Shopping for an antivirus program? While every single title aim to do the same thing (secure your PC from malicious programs), they do vary in how they go about achieving that. As such, comparing antivirus products isn’t a cut and dry affair — there are, in fact, more than a handful of items to evaluate and consider.
Defining the Parameters
When we say antivirus software, we don’t just mean titles that take aim at specific subsets of malicious programs. Instead, we’ll want to get one that covers the gamut of threats, including viruses, trojans, spyware, adware, keyloggers, rootkits and more. There’s no point investing in just a spyware cleaner when you will still need something to protect your computer from viruses and the rest of those mopes.
Make Your List
First, make a list of the software titles you want to consider buying. Amazon is a great first stop for this, so will large sites that cover commercial titles across many categories, like PC Magazine, Cnet and such. Create a list of the titles that get a lot of mention or that place high in most rankings. Chances are, those will be what you’ll gravitate to anyway.
Having a list will quickly narrow down your research. This is important because the breadth of options available can really eat up a considerable amount of time. With a list on hand, you immediately set parameters from which to make your evaluations.
Contrary to what you’ve been told, it’s not a necessity for everyone to have an antivirus product. In fact, I know many folks, all of them power users, who use antivirus products sparingly — they only download and install free titles when a need comes up then delete it once the problem is taken care of. Then, they go unprotected the rest of the time, preferring not to have the extra software running in the background (as would be the case with many antivirus titles).
If you’re not quite the power user who knows how to protect your system without an antivirus package, then make a list of what you need an antivirus package for. Is it because your PC is used by more than one person in the house, not all of them quite up to your computer-savvy? Do you download executables and other potentially unsafe files from the internet? Do you connect to a public network where there are many users, not all of whose machines may be guaranteed clean? Make a clear list of why exactly you need an antivirus program — knowing your reasons should help clear up many things about your eventual pick.

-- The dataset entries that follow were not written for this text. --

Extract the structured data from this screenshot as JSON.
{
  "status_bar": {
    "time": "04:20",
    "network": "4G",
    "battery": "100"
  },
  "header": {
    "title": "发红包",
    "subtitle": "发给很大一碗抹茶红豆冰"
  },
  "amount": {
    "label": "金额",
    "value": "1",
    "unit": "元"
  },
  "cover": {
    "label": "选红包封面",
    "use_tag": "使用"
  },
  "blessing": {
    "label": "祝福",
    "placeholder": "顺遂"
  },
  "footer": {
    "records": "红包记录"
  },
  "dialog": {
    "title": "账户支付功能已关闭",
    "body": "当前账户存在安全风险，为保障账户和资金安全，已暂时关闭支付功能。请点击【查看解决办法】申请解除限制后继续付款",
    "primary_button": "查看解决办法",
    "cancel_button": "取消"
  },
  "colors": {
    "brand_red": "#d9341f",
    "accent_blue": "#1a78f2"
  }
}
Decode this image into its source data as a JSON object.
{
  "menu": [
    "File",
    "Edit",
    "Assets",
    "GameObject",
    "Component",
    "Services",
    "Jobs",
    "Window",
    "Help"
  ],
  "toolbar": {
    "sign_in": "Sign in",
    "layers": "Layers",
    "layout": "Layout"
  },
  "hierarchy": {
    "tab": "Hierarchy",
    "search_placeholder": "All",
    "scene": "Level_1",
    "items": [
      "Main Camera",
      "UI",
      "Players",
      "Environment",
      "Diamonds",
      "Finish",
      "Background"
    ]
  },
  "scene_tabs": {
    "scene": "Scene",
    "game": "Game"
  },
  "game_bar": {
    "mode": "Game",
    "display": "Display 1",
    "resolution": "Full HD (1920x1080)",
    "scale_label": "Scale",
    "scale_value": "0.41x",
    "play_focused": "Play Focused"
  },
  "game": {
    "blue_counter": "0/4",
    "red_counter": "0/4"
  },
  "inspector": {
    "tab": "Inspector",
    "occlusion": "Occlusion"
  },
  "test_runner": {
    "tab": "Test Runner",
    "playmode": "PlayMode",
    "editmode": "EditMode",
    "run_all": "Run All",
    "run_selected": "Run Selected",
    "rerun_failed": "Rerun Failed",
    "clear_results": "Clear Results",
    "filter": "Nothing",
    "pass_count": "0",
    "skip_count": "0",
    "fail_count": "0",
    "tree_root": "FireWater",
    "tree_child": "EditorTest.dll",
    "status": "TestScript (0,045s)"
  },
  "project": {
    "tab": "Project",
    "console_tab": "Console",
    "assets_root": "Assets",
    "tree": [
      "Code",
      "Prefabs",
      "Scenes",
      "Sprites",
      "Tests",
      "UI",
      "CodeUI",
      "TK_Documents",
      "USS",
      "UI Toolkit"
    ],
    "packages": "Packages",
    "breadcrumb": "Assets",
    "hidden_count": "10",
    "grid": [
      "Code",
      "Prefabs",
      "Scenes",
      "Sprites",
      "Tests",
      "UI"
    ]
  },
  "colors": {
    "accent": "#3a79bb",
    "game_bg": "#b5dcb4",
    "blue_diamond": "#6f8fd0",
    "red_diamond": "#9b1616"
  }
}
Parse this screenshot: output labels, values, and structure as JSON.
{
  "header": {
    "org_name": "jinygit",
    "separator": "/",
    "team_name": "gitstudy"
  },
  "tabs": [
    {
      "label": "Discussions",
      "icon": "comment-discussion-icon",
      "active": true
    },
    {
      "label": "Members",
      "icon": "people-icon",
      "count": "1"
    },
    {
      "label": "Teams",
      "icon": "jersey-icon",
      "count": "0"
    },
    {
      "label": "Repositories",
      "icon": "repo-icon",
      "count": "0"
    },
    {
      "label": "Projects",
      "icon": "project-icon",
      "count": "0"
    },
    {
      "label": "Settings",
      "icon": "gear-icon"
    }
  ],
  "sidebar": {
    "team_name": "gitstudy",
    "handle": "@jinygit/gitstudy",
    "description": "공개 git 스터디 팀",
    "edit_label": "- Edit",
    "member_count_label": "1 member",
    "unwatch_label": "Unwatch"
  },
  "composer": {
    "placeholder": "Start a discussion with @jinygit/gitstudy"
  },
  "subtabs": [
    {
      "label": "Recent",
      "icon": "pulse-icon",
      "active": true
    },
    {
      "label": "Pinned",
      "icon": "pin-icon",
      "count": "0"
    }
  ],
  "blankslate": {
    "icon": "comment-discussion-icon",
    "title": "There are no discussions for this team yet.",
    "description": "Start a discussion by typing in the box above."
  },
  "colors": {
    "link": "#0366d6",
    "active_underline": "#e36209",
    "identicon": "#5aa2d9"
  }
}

The computer underground is continually evolving, with new forms of malware popping out all the time. As such, it’s critical to choose a software that’s also continually updated with information on malicious programs so it can detect, clean up and protect your computer from new threats that show up.
When shopping for an antivirus package then, check on how frequently the threats database is updated. Many offer daily updates provided you’re connected to the internet. Anything less, you’d probably want to think twice about picking up that title. Some commercial titles can also detect suspicious programs that are not yet logged in their database using behavioral patterns found in other suspect programs, so that could prove a valuable feature (on other hand, it can also lead to plenty of false positives).
Standalone Software and Security Suites
Most modern antivirus software blur the line between a standalone antivirus system and a full security suite. In fact, most of the popular products out right now integrate fully-functional security features including firewalls and traffic monitoring on top of its main virus-slaying function.
BitDefender, for instance, includes remote management and anti-phishing; Kaspersky can scan your system for security vulnerabilities; Outpost includes a feature to block user-marked private data; and so on. Basically, even titles often marketed as just an “antivirus” will integrate one or more features that extend its function.
Active or Passive Operation
Do you prefer knowing every little security event that the antivirus encounters in your machine? Or do you prefer it to just happen in the background and spare you from the alerts? Different antivirus software offer different degrees of customizations for these things. Personally, I like to work as if the antivirus isn’t running at all (it’s very distracting to have pop-ups and dialogs alerting you every couple of minutes), although I do want it to keep a log I can review at the end of the day, so that’s a critical feature I’d look for if I was shopping for one.
There are probably as many free antivirus products out there as commercial titles, so there’s no reason to go unprotected if you don’t want to. For those looking at getting a free antivirus product, I’m a big fan of Panda Cloud and Malwarebytes Anti-Malware, both of which have seriously high detection rates. The big downside to free offerings is they rarely offer the full package. Malwarebytes, for instance, is strictly about searching and cleaning up your computer — no real-time protection for threats that get into your system. Panda Cloud, on the other hand, requires a live internet connection during the procedure, so it’s not an ideal tool if you spend a lot of time working offline. PCTools Threatfire, meanwhile, guards against unknown threats in real-time using behavior-based signatures, but lacks the ability to detect dormant threats hiding within the system.
Because of the wealth of options in good free antivirus software, the prices of commercial antivirus titles isn’t as exorbitant as they could have been (people will be willing to pay premium for securing their data, after all). This is a good thing, too, since that makes a proper antivirus with full customer support easily available to users. So long as you perform due diligence when shopping for a quality title that satisfies your needs, there should be programs available to whatever budget you’re working with.